Add 1 1/4 cups of ice water (or liquid buttermilk, if using) to the dry ingredients. Using a wooden spoon, gently mix the dough until it comes together in a rough mass. If there is dry flour at the bottom of the bowl, add a little more liquid a tablespoon at a time until it comes together. Turn the 2-3 messy clumps out onto a floured surface and pat them together into one big oval about an inch and a half thick.

Using a biscuit cutter or large mouth glass, cut circles of at least 2 1/2 inches in diameter. Pat the scraps into another oval and cut as many as you can from the second go.
Using your thumb, make an indentation in the center of the biscuit - be careful not to squish the outsides, as that would mangle the layers and mess up the flakiness. Carefully widen the hole in the jammer as if you were making a pinch pot, and fill each hole with a tablespoon or so of jam. (Use the best jam you can stand, you'll be glad you did.)
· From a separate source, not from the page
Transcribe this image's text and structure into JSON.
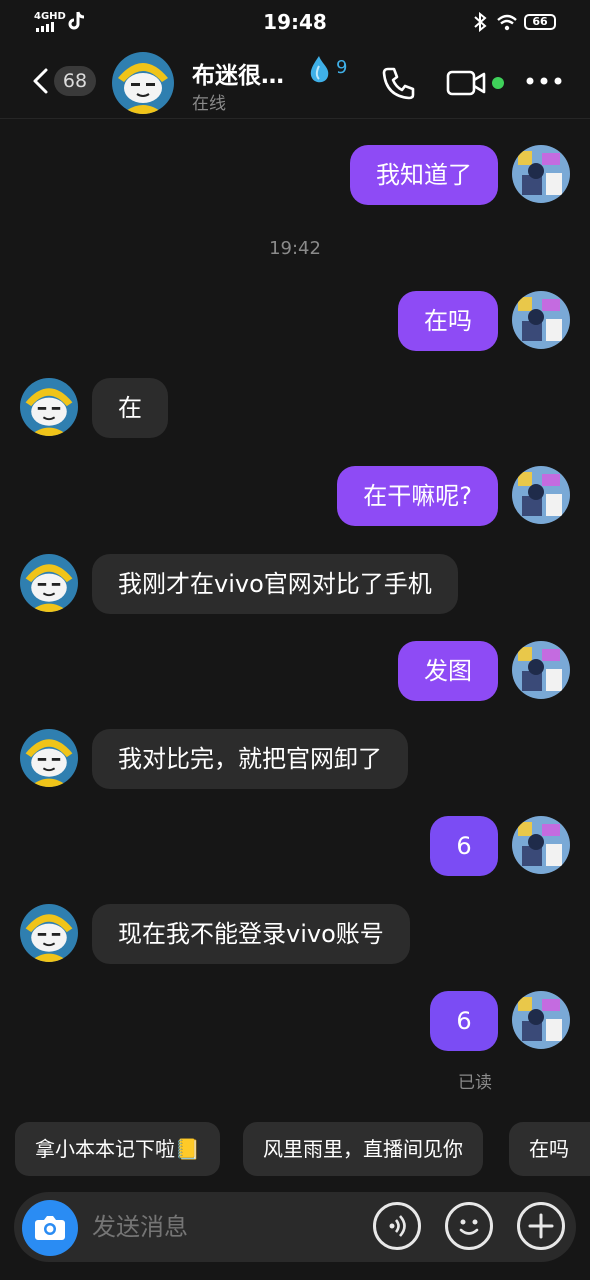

Lay the jammers on a baking sheet with 1 1/2 inches of space between them. Bake for 35-40 minutes, turning once for even color, until they are a deep golden brown. Serve warm from the oven.


  1. I would like to *Strongly* advocate on behalf of these biscuits. Amazing.

  2. I would like to strongly advocate on behalf of girls from New England and boys from Oklahoma (I like my Okie boy too, and he likes my biscuits) :)
    I'm totally making these biscuit thingies the next time I have people over for brunch. Nicely done.

  3. Quite indulgent. Sounds awesome! :)

  4. I <3 biscuits! And BRUNCH! By far the best meal ever invented. You are reminding me to make an awesome brunch sometime soon =)

  5. Yummers! I say, serve 'em up for the first course at the hoedown. . . i mean, wedding!! haha! JK ~ they look yummilicious! :) xo Auntie P

  6. Wowzers, I've never seen a biscuit with jam. So cute and better than sneaking thumbprint cookies for breakfast.

  7. What a cheery sight! Sounds amazing. Even more so since they were at home where you don't care if you get crumbs everywhere! Well, okay, you have to clean up, but you know what I mean. Who wants to (or can) be proper when there are biscuits involved?

  8. A biscuit like these might convert me to a fan :)

  9. Love these!I've got loads of jam stashed in the pantry from my swap in the fall.

    As luck would have it, I've got buttermilk too!